It would seem to me that sat radio could make a good addition to sat TV service.
Get some basic stations and, for an additional fee, some further packages. This could increase sat radios listenership (is that a word) which could increase revenue
The question is what could sat radio offer and how is it to be delivered. Will a DirecTV receiver be limited to watching TV or listening to Sirius-XM? Could there be an add-on (USB) module that would allow radio and TV viewing at the same time.
Will this be a service that will produce revenue and keep prices under control or will it be a money pit?
There’s a whole lot going on here that might necessitate changes to the typical sat radio business model.
Now I’ve gone and confused myself. :scratchin
Well, this is good news for Mel and bad news for anyone who hoped the programming on Sirius XM would improve. This will fend off Charlie, but it will leave Sirius XM as an independent company with Mel Karmazin as the CEO. IMO he has ruined the product, though the company would probably be profitable if it weren't for the current state of the credit markets & the automobile markets.
I seriously hope that they come up with a plan to integrate the two services soon, and I would really hope that they get someone to program the channels other than the apparent Clear Channel rejects they have in there now. Malone is in this purely to make money and maybe to piss off Charlie. He doesn't really have a grand vision of a vast satellite empire. Look for him to sell off this stake eventually, it'll never be integrated into DirecTV as it really should.
Charlie on the other hand would have integrated it into Echostar, slashed most of the costs out of the system, and gotten both services onto a unified platform of some kind. I'm sure there would have been programming changes but who knows if they would have been for better or worse. I still wouldn't be surprised if he picks up Muzak and still makes attempts to buy Sirius XM. At this point if I were him I'd start buying stock, since it's obvious his bonds are going to pay off.
Based on the perfromance of satelite radio so far, I am betting on the money pit option.
Satellite radio actually makes a ton of cash. The problem is they saddled themselves with huge talent costs. The satellites and uplink centers weren't cheap either, though it's widely thought that the content costs are what killed them.
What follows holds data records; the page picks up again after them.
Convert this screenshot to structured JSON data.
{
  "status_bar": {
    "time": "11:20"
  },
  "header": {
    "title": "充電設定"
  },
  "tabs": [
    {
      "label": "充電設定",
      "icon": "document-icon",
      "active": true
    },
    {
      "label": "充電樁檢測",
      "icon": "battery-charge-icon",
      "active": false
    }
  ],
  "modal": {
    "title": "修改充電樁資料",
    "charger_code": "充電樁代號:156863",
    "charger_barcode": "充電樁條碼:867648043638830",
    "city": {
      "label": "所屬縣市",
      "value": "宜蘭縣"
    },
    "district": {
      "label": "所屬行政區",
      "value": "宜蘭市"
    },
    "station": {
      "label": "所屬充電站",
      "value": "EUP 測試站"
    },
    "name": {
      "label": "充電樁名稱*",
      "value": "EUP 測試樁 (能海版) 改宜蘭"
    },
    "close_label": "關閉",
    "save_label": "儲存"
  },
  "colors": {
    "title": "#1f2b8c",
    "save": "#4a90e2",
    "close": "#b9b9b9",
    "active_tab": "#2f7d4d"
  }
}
If they could integrate with DirecTV or Echostar then they could share the operational costs of the satellites, uplinks, IT, HR, other back office, etc because those uplink centers can be reused for the TV side as well as the radio side. That, along with negotiating a more sane content cost structure would really help. Now that they're the only game in town, when it comes time to negotiate with the NFL, NASCAR, etc. they won't be bidding against each other. They can also tell Howard Stern to take a hike if he doesn't like the pay cut.
They're called "iPhones" and "Blackberries" . . . Perhaps you've never heard of them? :lol:
Regardless of who wants it, how smart they are or how rich they are, satelite radio has proven through results to be a "turd". It simply cannot compete with terrestrial radio. IMO, it will do nothing but harm to the business that tries to take it on. In the case of DirecTV, it would not increase the subscriber base appreciably and the incurred costs would have to be passed on the enitre customer base. The same woud apply to DISH, but their balance sheet is not nearly as strong as DirecTV's so it would have the potential to severely impact the long term viability.
That's a definite possibility.
I’m hoping for a better outcome.
IMO, there is some serious potential here and if done right can work rather well.
1) GM, Ford and Chrysler all make a "ton of cash" too, that doesn't make them viable.
2) The only thing common between satelite radio and satelite tv is the use of satelites. The technologies are completey seperate. There would be no sharing of infrastructure.
3) Those are all "Pay subscription" packages that would have to be negotiated for carriage. They would not be available on sat radio just because they are on sat tv.
If Malone isn't serious or should I say Sirius about Sat. Radio why was part of the deal that Liberty Media would have 4 members on the Board of Sirius XM? May be to keep their eyes on Mel